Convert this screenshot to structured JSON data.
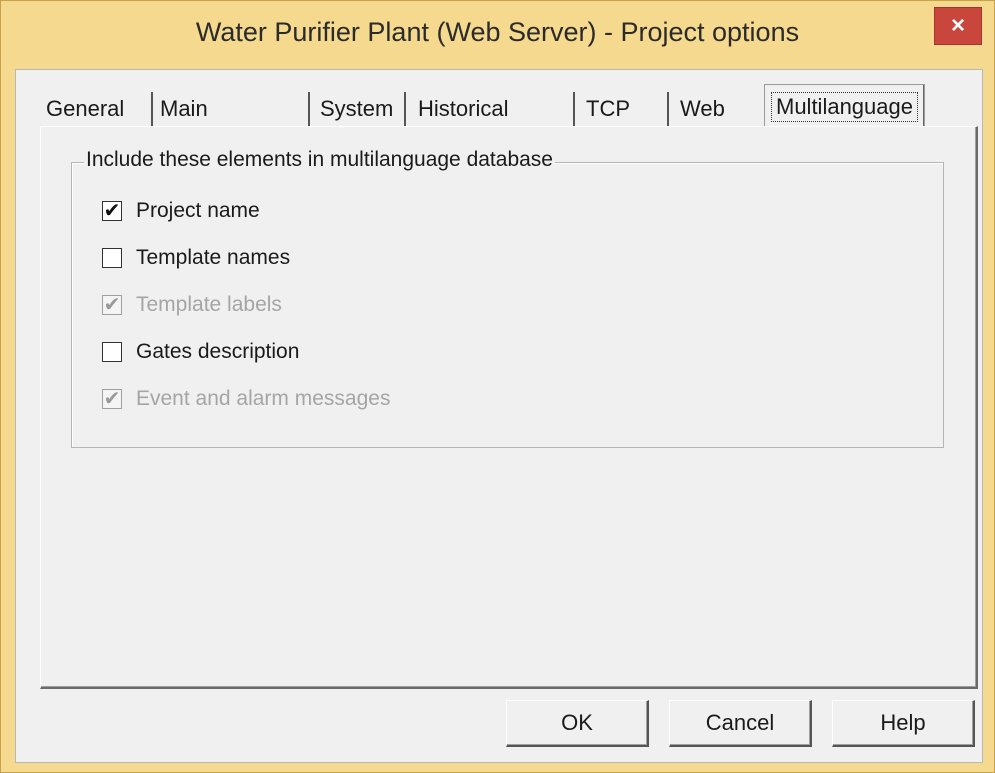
{
  "window": {
    "title": "Water Purifier Plant (Web Server) - Project options",
    "close_glyph": "×"
  },
  "tabs": [
    {
      "label": "General"
    },
    {
      "label": "Main window"
    },
    {
      "label": "System"
    },
    {
      "label": "Historical files"
    },
    {
      "label": "TCP"
    },
    {
      "label": "Web"
    },
    {
      "label": "Multilanguage",
      "active": true
    }
  ],
  "group": {
    "legend": "Include these elements in multilanguage database",
    "items": [
      {
        "label": "Project name",
        "checked": true,
        "enabled": true,
        "mark": "✔"
      },
      {
        "label": "Template names",
        "checked": false,
        "enabled": true,
        "mark": ""
      },
      {
        "label": "Template labels",
        "checked": true,
        "enabled": false,
        "mark": "✔"
      },
      {
        "label": "Gates description",
        "checked": false,
        "enabled": true,
        "mark": ""
      },
      {
        "label": "Event and alarm messages",
        "checked": true,
        "enabled": false,
        "mark": "✔"
      }
    ]
  },
  "buttons": {
    "ok": "OK",
    "cancel": "Cancel",
    "help": "Help"
  },
  "colors": {
    "title_bar": "#f5d98e",
    "close_button": "#c9463d",
    "dialog_bg": "#f0f0f0"
  }
}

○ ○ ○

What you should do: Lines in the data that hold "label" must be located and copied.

Task answer:
      "label": "General"
      "label": "Main window"
      "label": "System"
      "label": "Historical files"
      "label": "TCP"
      "label": "Web"
      "label": "Multilanguage",
        "label": "Project name",
        "label": "Template names",
        "label": "Template labels",
        "label": "Gates description",
        "label": "Event and alarm messages",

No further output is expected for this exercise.